We had the pleasure of interviewing Malte Abel, Head of Regulatory Telecoms, Vodafone ahead of Connected Germany 2022 which is being held in Mainz on December 6-7 2022.

  1. Can you introduce yourself and your role?

My name is Malte Abel. I am heading the Regulatory Telecoms at Vodafone in Dusseldorf. Before joining Vodafone in March 2021, I spent several years in the energy industry in various regulatory and legal positions.

In Regulatory Telecoms we are dealing with the framework for fixed and mobile networks. In addition, the new consumer protection rules are part of our tasks.

  1. What has the impact of regulatory reform been on enabling faster network deployment?

The reform of the telecommunications law came into effect in December 2021.

It introduced useful options to streamline the approval procedures, such as completeness fictions for submissions. Yes, this can enable faster network deployment but depends on concrete actions by the federal states.    

In addition, we have seen new regulatory tools to enable a level playing field on the growing FTTH market (e.g. the concept of equivalence of input and improved duct access). Again, this “light” regulatory approach can only help with faster gigabit rollout if Bundesnetzagentur implements it in a consistent way. We are not there yet, e.g. the regulatory situation for FTTH-cooperations of Deutsche Telekom is still unclear.

Finally, the right to fast internet has been introduced and is currently rolled-out. We see the wide scope of the rollout with skepticism as regulated rollout is a hurdle for private rollout.

  1. How can the regulatory environment continue to evolve within Germany?

In my view the focus needs to be on implementation of the new rules.

Our goal at Vodafone is the gigabit supply to all households. So, the need to replace the copper network by gigabit networks is common sense. 32 m households already have access to gigabit networks, thereof 24 m households connected by Vodafone. While investor interest remains high, we will only be successful if telecommunication, regulator and politics cooperate closely.

A few points to highlight:

  • We need subsidies only in areas without existing gigabit networks
  • Regulatory interventions (e.g. universal services) should be limited
  • New laying techniques need to be allowed more quickly
  1. What are you most looking forward to at Connected Germany?

Of course, I’m looking forward to interesting conversations and meeting people in real life that I only know from virtual meetings so far.
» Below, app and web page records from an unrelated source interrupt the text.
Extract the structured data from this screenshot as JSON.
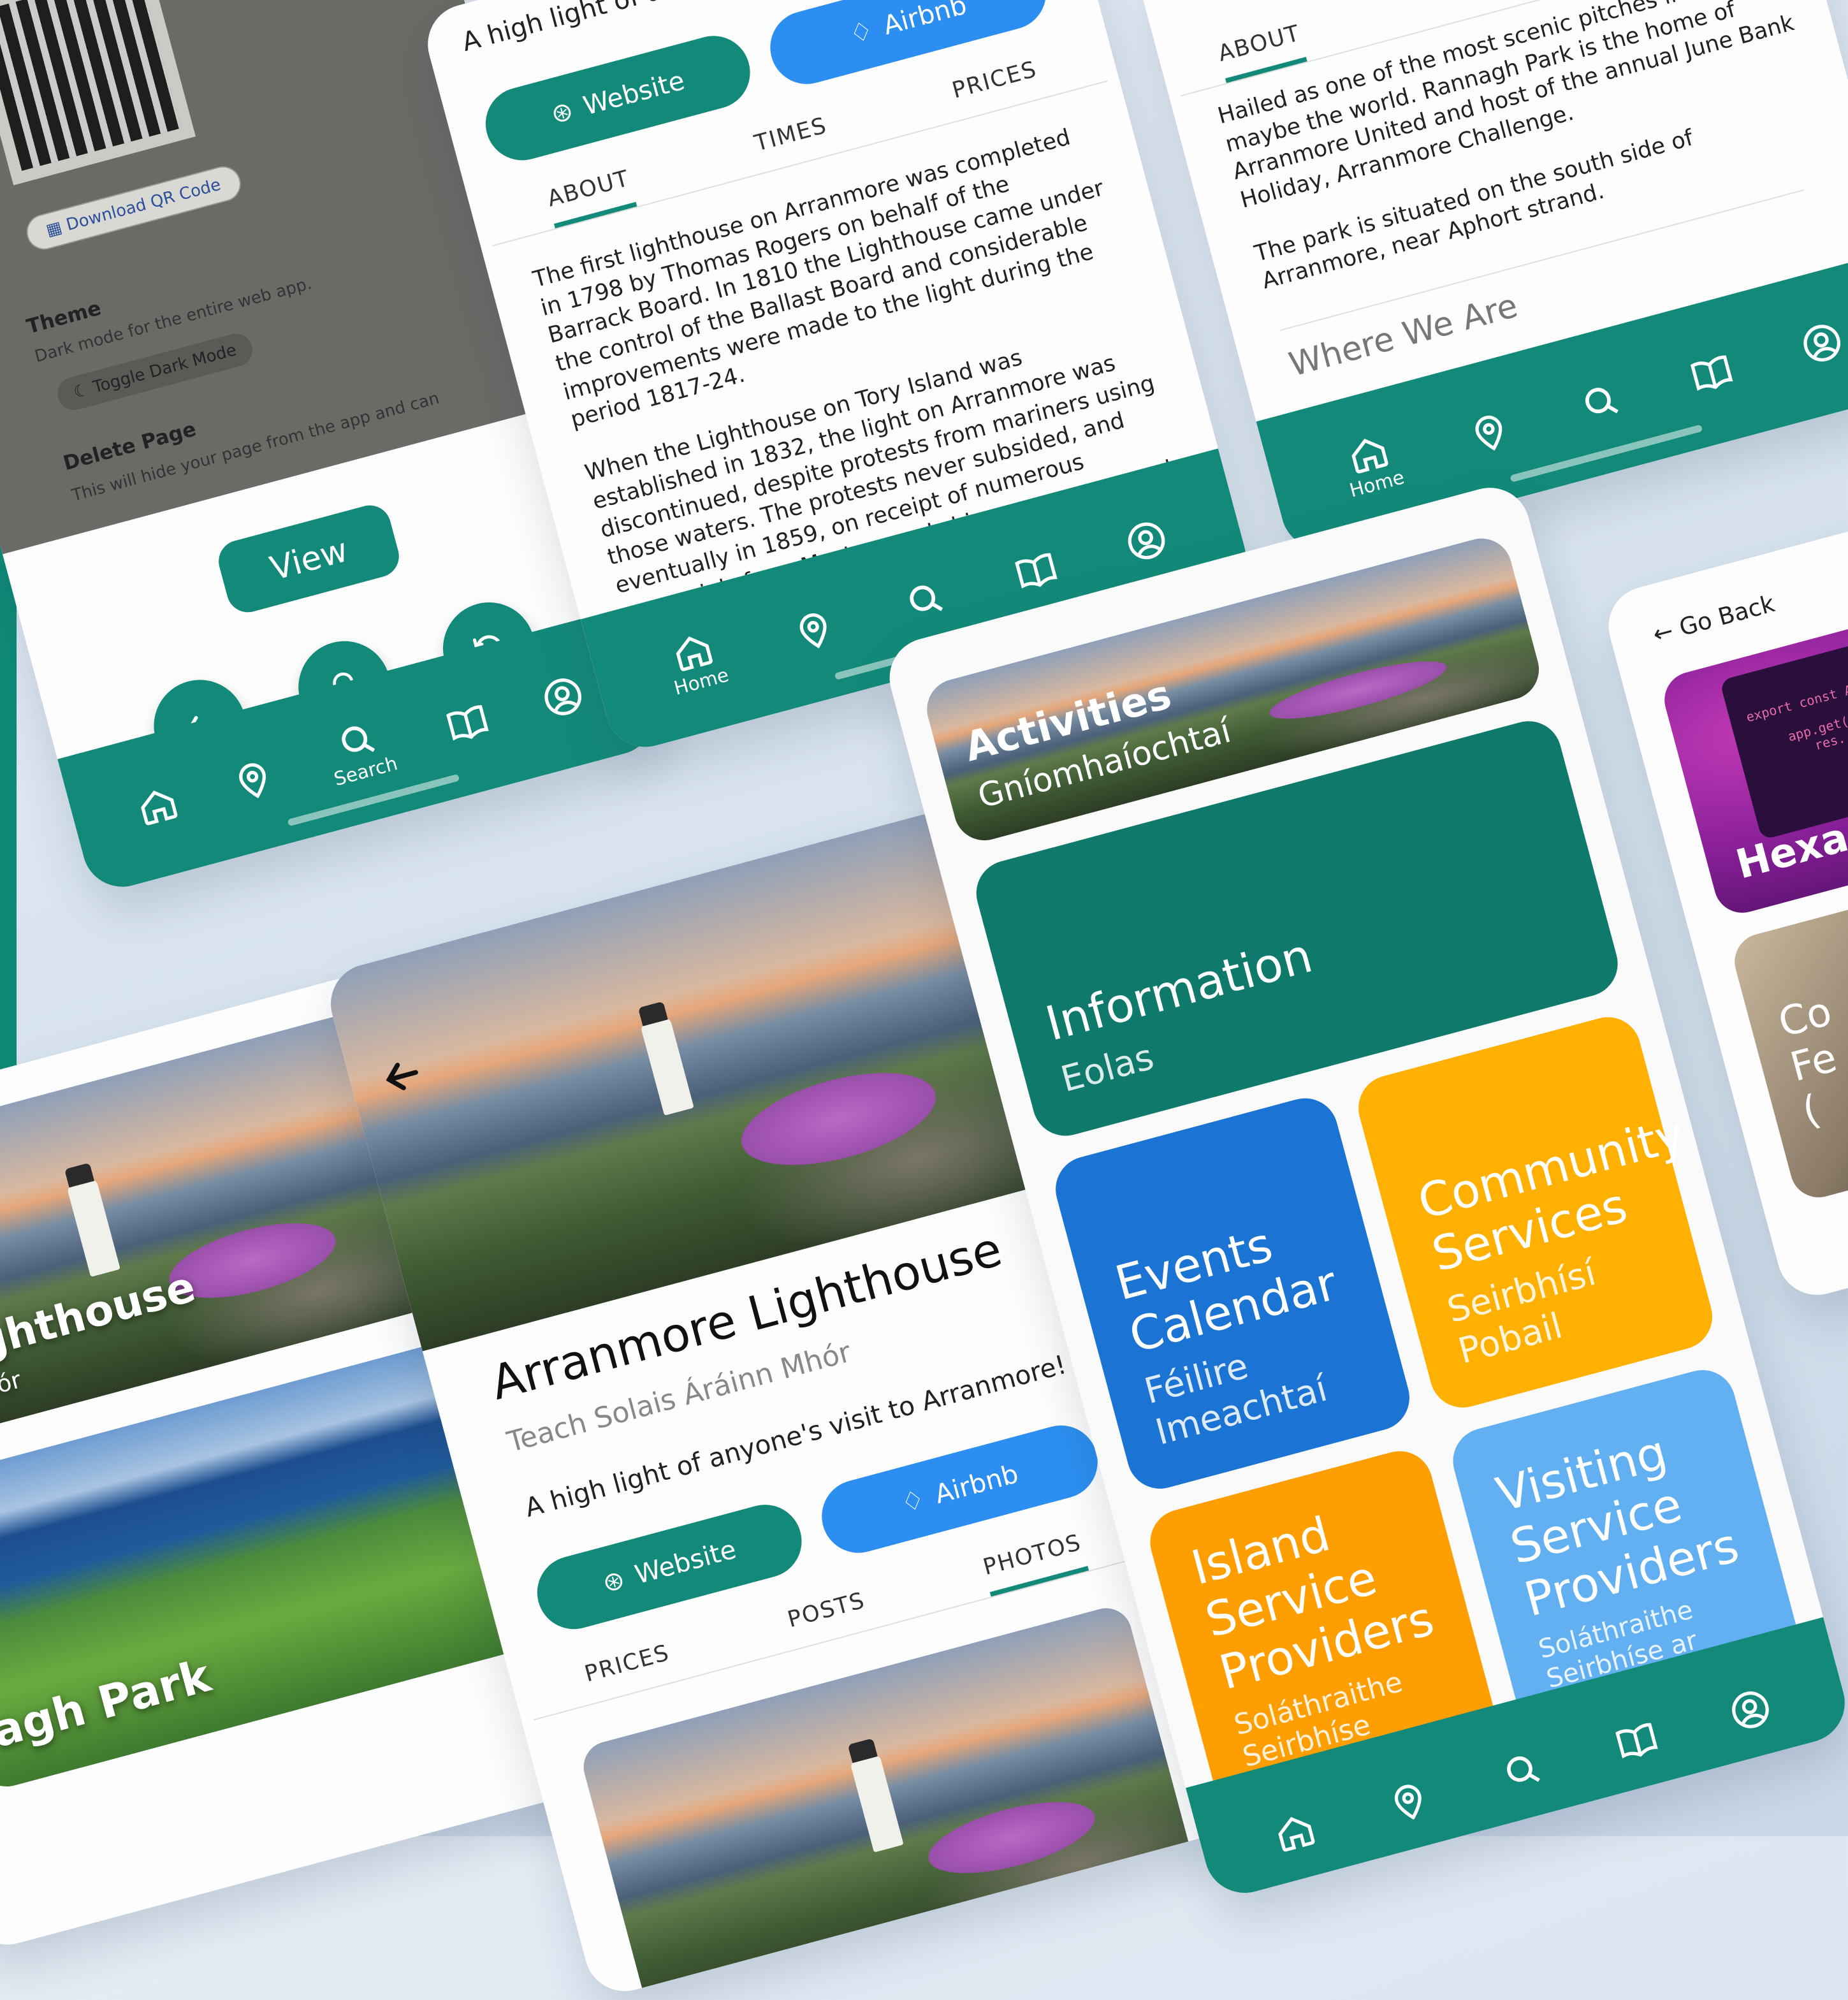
{
  "settings_screen": {
    "download_qr": "Download QR Code",
    "theme_title": "Theme",
    "theme_desc": "Dark mode for the entire web app.",
    "toggle_dark": "Toggle Dark Mode",
    "delete_title": "Delete Page",
    "delete_desc": "This will hide your page from the app and can",
    "view_button": "View",
    "nav_search_label": "Search"
  },
  "lighthouse_about_screen": {
    "tagline": "A high light of anyone's visit to Arranmore!",
    "website_button": "Website",
    "airbnb_button": "Airbnb",
    "tabs": [
      "ABOUT",
      "TIMES",
      "PRICES"
    ],
    "paragraph_1": "The first lighthouse on Arranmore was completed in 1798 by Thomas Rogers on behalf of the Barrack Board. In 1810 the Lighthouse came under the control of the Ballast Board and considerable improvements were made to the light during the period 1817-24.",
    "paragraph_2": "When the Lighthouse on Tory Island was established in 1832, the light on Arranmore was discontinued, despite protests from mariners using those waters. The protests never subsided, and eventually in 1859, on receipt of numerous memorials from Masters and shipowners, approval was granted for the re-establishment of the Arranmore Light.",
    "nav_home_label": "Home"
  },
  "park_about_screen": {
    "tab_about": "ABOUT",
    "paragraph_1": "Hailed as one of the most scenic pitches in Ireland, maybe the world. Rannagh Park is the home of Arranmore United and host of the annual June Bank Holiday, Arranmore Challenge.",
    "paragraph_2": "The park is situated on the south side of Arranmore, near Aphort strand.",
    "where_we_are": "Where We Are",
    "nav_home_label": "Home"
  },
  "list_screen": {
    "card_1_title": "e Lighthouse",
    "card_1_subtitle": "ainn Mhór",
    "card_2_title": "agh Park"
  },
  "detail_screen": {
    "title": "Arranmore Lighthouse",
    "subtitle": "Teach Solais Áráinn Mhór",
    "tagline": "A high light of anyone's visit to Arranmore!",
    "website_button": "Website",
    "airbnb_button": "Airbnb",
    "tabs": [
      "PRICES",
      "POSTS",
      "PHOTOS"
    ]
  },
  "menu_screen": {
    "activities_title": "Activities",
    "activities_subtitle": "Gníomhaíochtaí",
    "tiles": [
      {
        "title": "Information",
        "subtitle": "Eolas",
        "color": "#0f7a6b"
      },
      {
        "title": "Events Calendar",
        "subtitle": "Féilire Imeachtaí",
        "color": "#1b73d3"
      },
      {
        "title": "Community Services",
        "subtitle": "Seirbhísí Pobail",
        "color": "#ffb000"
      },
      {
        "title": "Island Service Providers",
        "subtitle": "Soláthraithe Seirbhíse Oileán",
        "color": "#ff9e00"
      },
      {
        "title": "Visiting Service Providers",
        "subtitle": "Soláthraithe Seirbhíse ar Cuairt",
        "color": "#62b0f2"
      }
    ]
  },
  "right_screen": {
    "go_back": "Go Back",
    "code_line_1": "export const A",
    "code_line_2": "app.get(",
    "code_line_3": "res.",
    "card_title": "Hexa",
    "card_2_text": "Co\nFe\n("
  },
  "colors": {
    "primary": "#138a79",
    "airbnb_blue": "#2b8ef0"
  }
}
You can hear from Malte and the rest of our amazing speaker line-up by joining us at Connected Germany – follow the link to secure your place!